Lost & Found-3
As the training progressed,
trainers Li and Zhou watched the women carefully, both in class, and then during practice sessions, as they soothed and snuggled with their new charges.
When the time came, they would make assignments, carefully matching each nanny to three babies.
They would be especially careful in finding the women who would soon bring love for the first time into the lives of Wenting and Juanjuan.
Late in that first afternoon, when the nanny trainees returned to the nursery to begin to work with children, the atmosphere was transformed.
The trainees were looking forward to their new jobs. “If the caregivers don’t have time to take good care of our new daughters and sons, we can do it.” one said.
Something similar was happening among the teacher trainees in the new preschool. Out went the old ideas of teachers who stood at the front of the room. Now they found themselves working hard to learn new ways to play. In class, they learned how to turn simple art projects into learning opportunities for children who had never been given a sheet of paper and a pencil.
They rediscovered the joy of play so that they might reach children who didn’t know what play was. And before long, one could sense that it was not only the children’s lives that would soon be transformed.
As they played, they thought only of those children and how long they’d waited for love.

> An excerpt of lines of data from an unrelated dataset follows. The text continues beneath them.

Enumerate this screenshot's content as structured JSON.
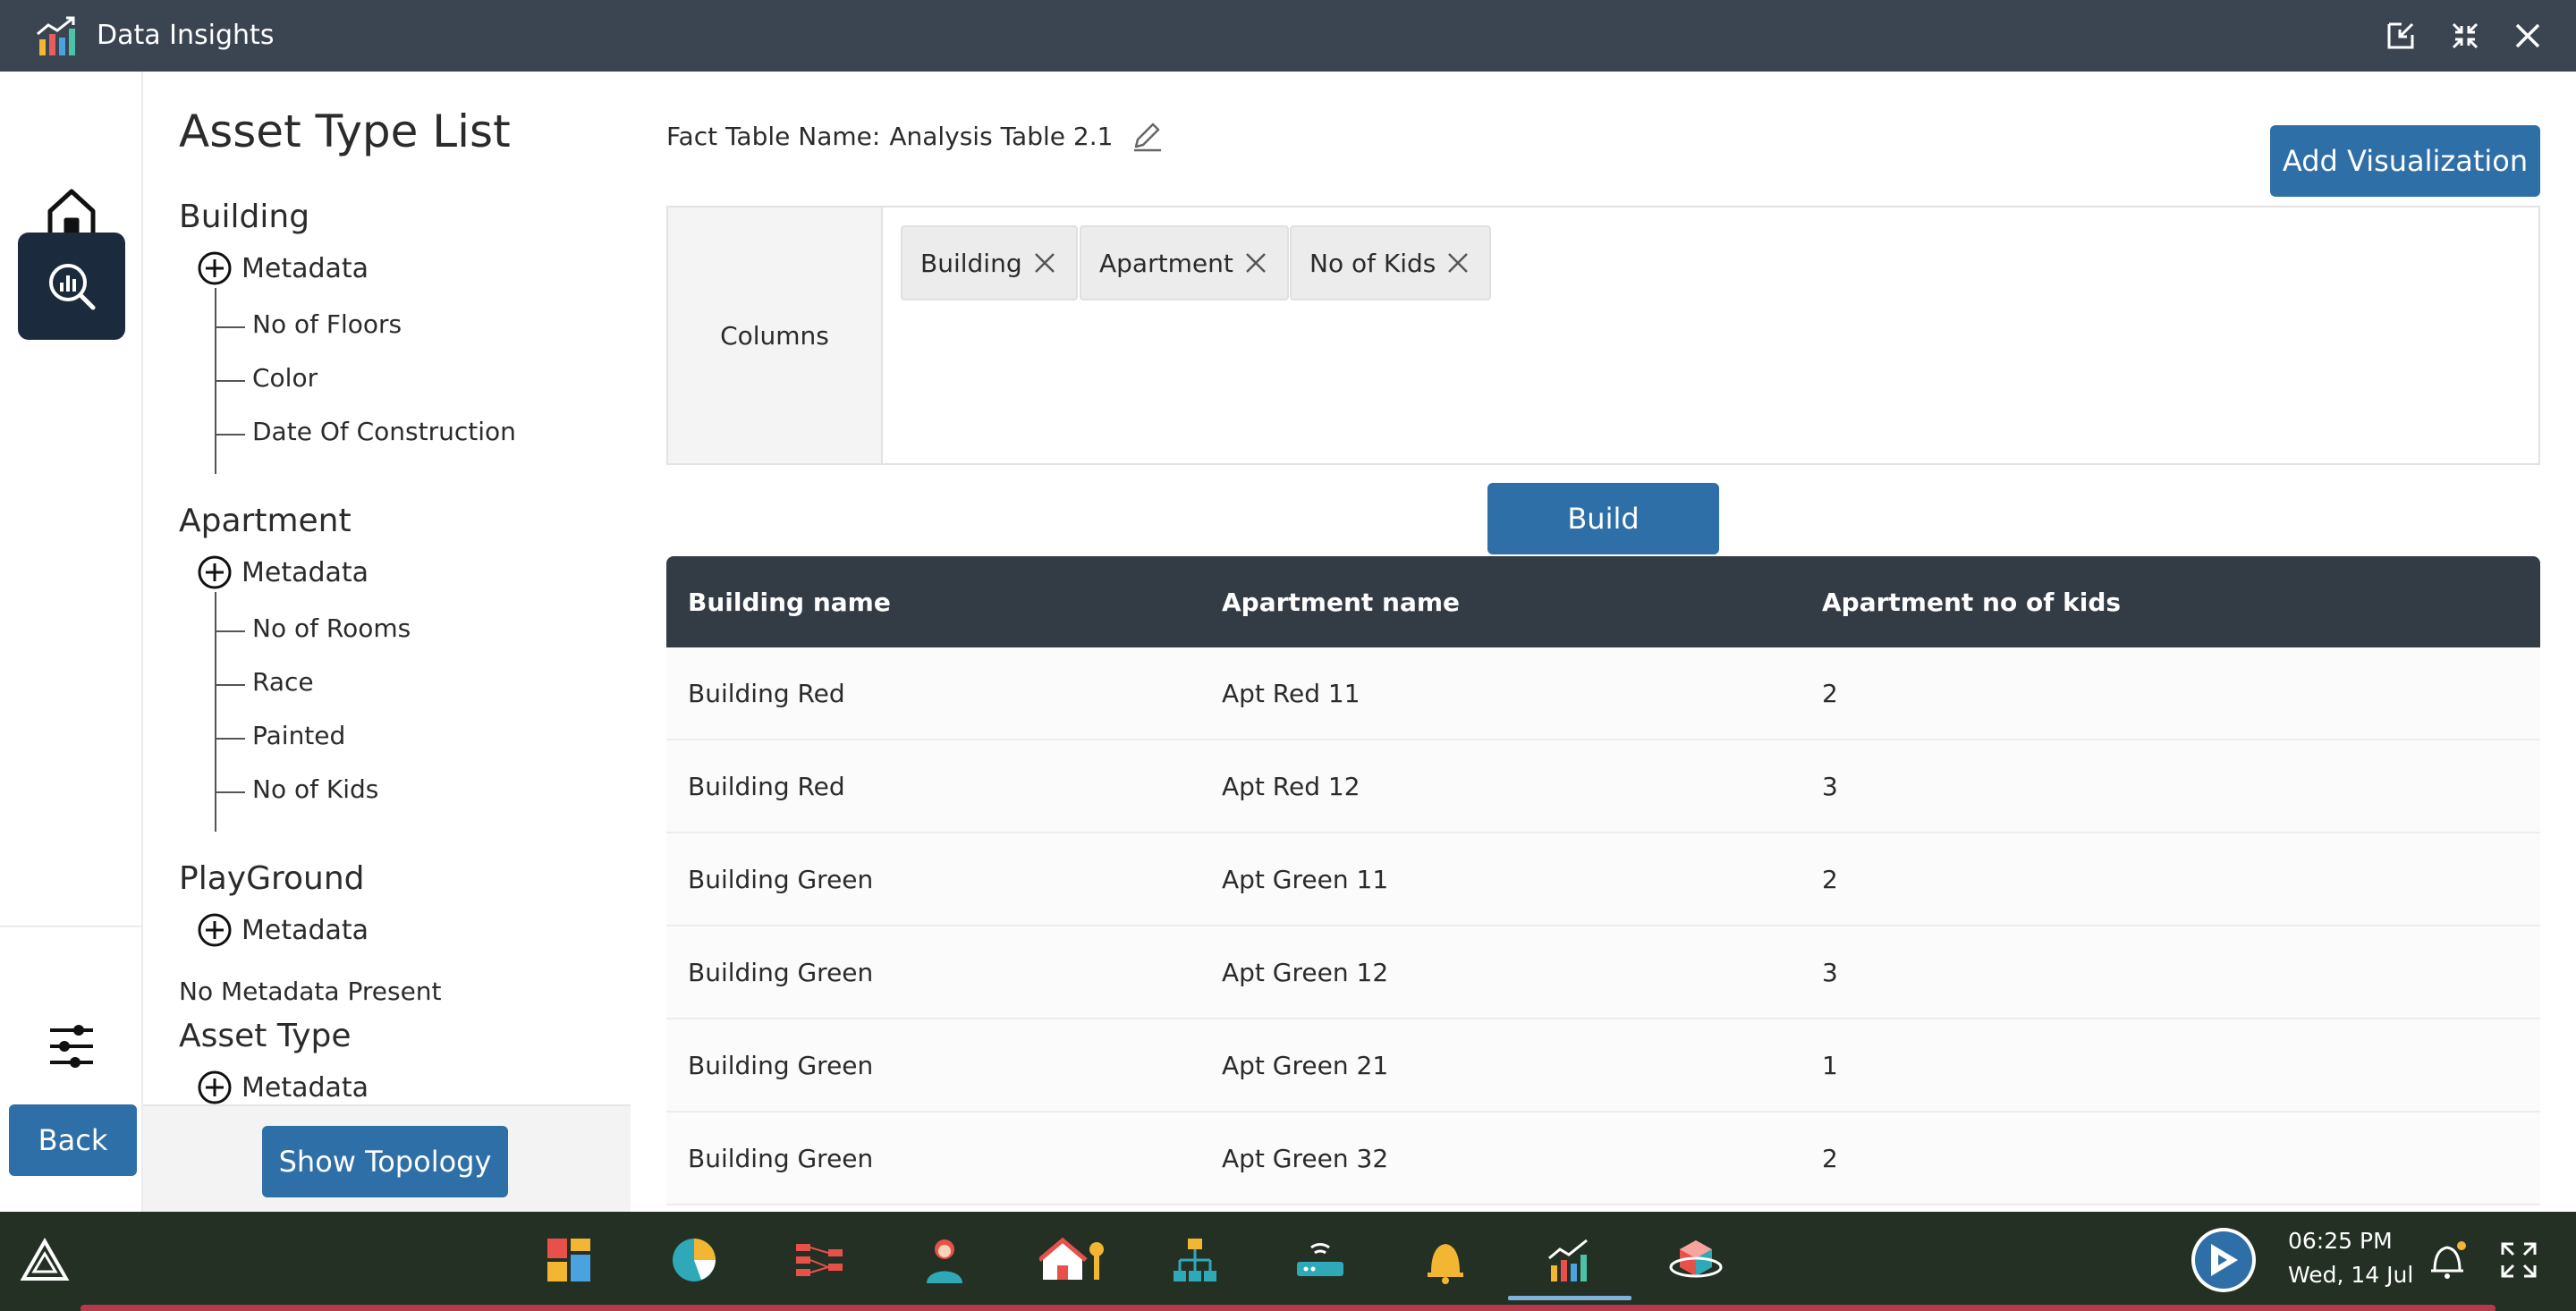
{
  "window": {
    "title": "Data Insights"
  },
  "rail": {
    "back_label": "Back"
  },
  "asset_panel": {
    "title": "Asset Type List",
    "metadata_label": "Metadata",
    "groups": [
      {
        "name": "Building",
        "items": [
          "No of Floors",
          "Color",
          "Date Of Construction"
        ]
      },
      {
        "name": "Apartment",
        "items": [
          "No of Rooms",
          "Race",
          "Painted",
          "No of Kids"
        ]
      },
      {
        "name": "PlayGround",
        "items": [],
        "empty_text": "No Metadata Present"
      },
      {
        "name": "Asset Type",
        "items": []
      }
    ],
    "show_topology_label": "Show Topology"
  },
  "main": {
    "fact_table_label": "Fact Table Name:",
    "fact_table_name": "Analysis Table 2.1",
    "add_visualization_label": "Add Visualization",
    "columns_label": "Columns",
    "chips": [
      "Building",
      "Apartment",
      "No of Kids"
    ],
    "build_label": "Build"
  },
  "table": {
    "headers": [
      "Building name",
      "Apartment name",
      "Apartment no of kids"
    ],
    "rows": [
      [
        "Building Red",
        "Apt Red 11",
        "2"
      ],
      [
        "Building Red",
        "Apt Red 12",
        "3"
      ],
      [
        "Building Green",
        "Apt Green 11",
        "2"
      ],
      [
        "Building Green",
        "Apt Green 12",
        "3"
      ],
      [
        "Building Green",
        "Apt Green 21",
        "1"
      ],
      [
        "Building Green",
        "Apt Green 32",
        "2"
      ]
    ]
  },
  "taskbar": {
    "time": "06:25 PM",
    "date": "Wed, 14 Jul"
  },
  "colors": {
    "primary_button": "#2f6fa8",
    "title_bar": "#3b4552",
    "table_header": "#333b45",
    "active_rail": "#1c2a3e"
  }
}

“I am from Huazhou,” said one, “but before OneSky training I never saw this place. Now I saw longing eyes through the window. The sorrow and grief hit me then. I never felt that in my life before. Immediately, I firmly believe I belong here and should be with these children. But how can I make their sad lives full of sunshine and joy? For that, I gave myself a question mark.
Trainee Chen Yanting chimed in, “I am only nineteen years old. I am so glad and honored to take part in this training, but I was a little nervous on the day we met the children. They live behind bars. They sleep together on a bare steel bed. They were dirty and smelled bad. And even though they smiled and waved through the bars, when we came close and tried to talk with them, they became frightened.
“I was assigned to Aoshi. She is already six but cannot walk. Her file says she has epilepsy, but no one has ever seen her seizures. It is said she cries all night. I was a bit worried but I knew I must try my best to help her.
“On the second day, I carried Aoshi in my arms to the preschool.
“She looked around and then she began to cry. I could see she was frightened in that new place. I put her on the mat. I tried to give her toys to comfort her. She barely touched them. But then, when I showed her some shoes, she stopped crying. I put them on her feet. I don’t think she’d worn shoes before.
“I took her small hands and she let me help her. I could sense that she made much effort to stand up
“I held her hands and helped her walk step by step. She was so happy when we walked together. Aoshi has the sweetest smile.”
As the training came to a close, the new preschool was decorated with the children’s first watercolor art.
As our OneSky trainers visited each room, they were greeted by new nannies and teachers, all of them bursting to tell their tales of wonder. Of course, the true story was in the children’s faces.
In the preschool, Aoshi, bedecked in fairy wings from the dress-up box was casually munching an apple.
Jing, a child who, just a few weeks before, could not accept affection from her new teacher – who was afraid even to take her hand, was now sitting comfortably cuddling a tiny doll like a doting mother, cooing softly, “Baby, do you want some more milk?”
An orphanage worker who’d once told us that the children were not capable of learning, said, “This training gives me a feeling of being wanted and needed. Seeing the children who could not walk before learn how to walk, and seeing the babies who could not sit begin to learn to sit on the mat have been the most rewarding things in my life. Now I see we can bring children a different future by our positive actions.”
OneSky trainer Li Daoxin said, “Now you know that if we open our eyes and our hearts, we can try to understand why children behave as they do, instead of making judgments about them. Understanding is more important than sympathy. If we understand, we can begin to help the children from a tender place in our hearts.”